Musical Theatre and Social Policy BA (with Foundation Year)UCAS Code: RB71|Duration: 4|Full Time|Both Campuses|UCAS Campus Code: L46
Work placement opportunities|International students can apply
The growth in importance and popularity of Musical Theatre in the last few years is staggering – being of significant importance to the economies of most of the UKs major cities. This trend of increasing revenue, performances and size of audiences continues to grow year-on-year and has significant impact on a regional, national and global level.
This new programme will allow the study of Musical Theatre from a performative, compositional as well as directorial/production vantage points.
On this course you will study the creative, conceptual interactions that exist between words, music and movement, underpinning the threefold performative relationships between music, dance and acting that communicate and express the art form.
This course will allow you to develop your:
- performative skills across dance, singing and acting
- ability to analyse past works of Musical Theatre
- capacity to compose an original piece of Musical Theatre
- techniques of direction and producing works of Musical Theatre
- knowledge of the business management of Musical Theatre
Social Policy explores the ways in which welfare provision is delivered in society, exploring who is eligible for support and who provides it. Our Social Policy degree is multidisciplinary in its approach and draws on ideas from sociology, economics, politics and geography. It explores issues such as inequality, ill health and wellbeing, child welfare, employment and unemployment, educational opportunities, disability, homelessness, family policies, mental health, globalisation, crime and immigration.

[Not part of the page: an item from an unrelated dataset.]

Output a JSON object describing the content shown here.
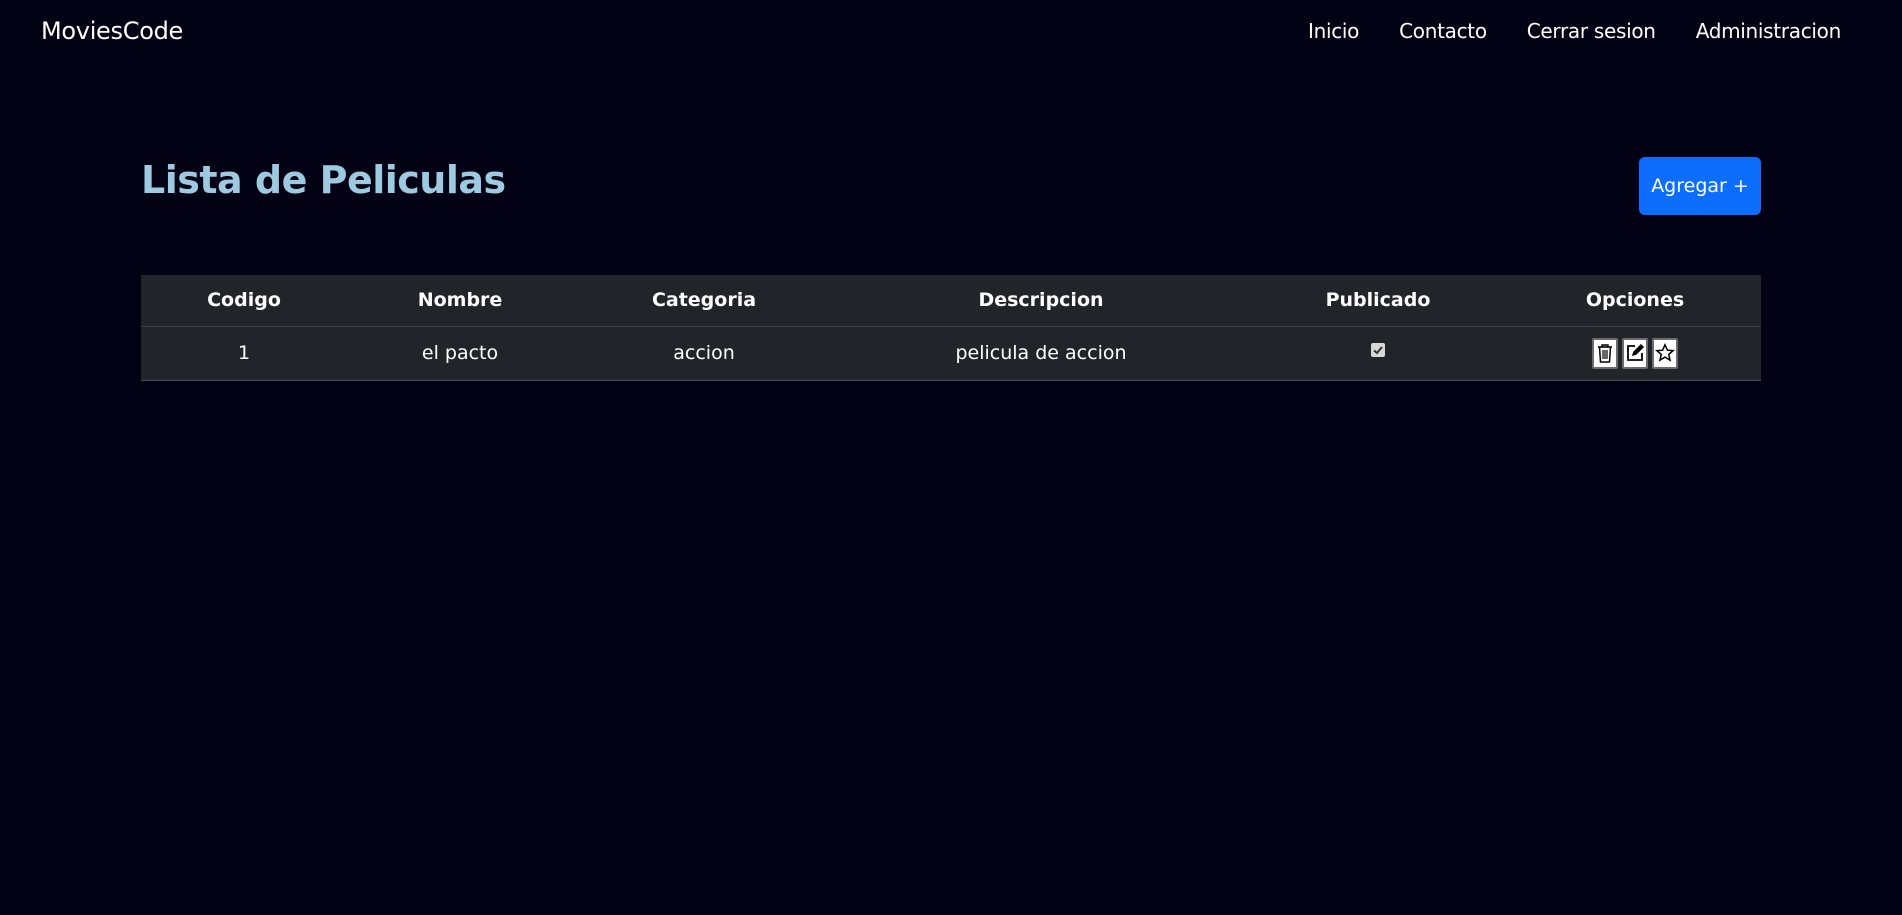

Studying Social Policy at Liverpool Hope University allows you to explore the answers to questions such as; should the state be the main provider of welfare and what roles should the private profit making or voluntary sectors have? How should scarce resources be allocated in society? How can we understand different approaches to welfare delivery across different historical periods in British society? Why do women and minority ethnic groups experience greater levels of disadvantage? How have welfare systems developed in different countries?
The degree draws on an experienced team of lecturers who are published in the social sciences and are experts in social policy. The School is also a member of the national network of Social Policy course providers and benefits from engagement with national subject debates. There are fieldtrips to enhance your learning, and we also have annual research days where leading academics, civil servants and politicians come to talk about various social problems and social issues.For more details and information about this course visit: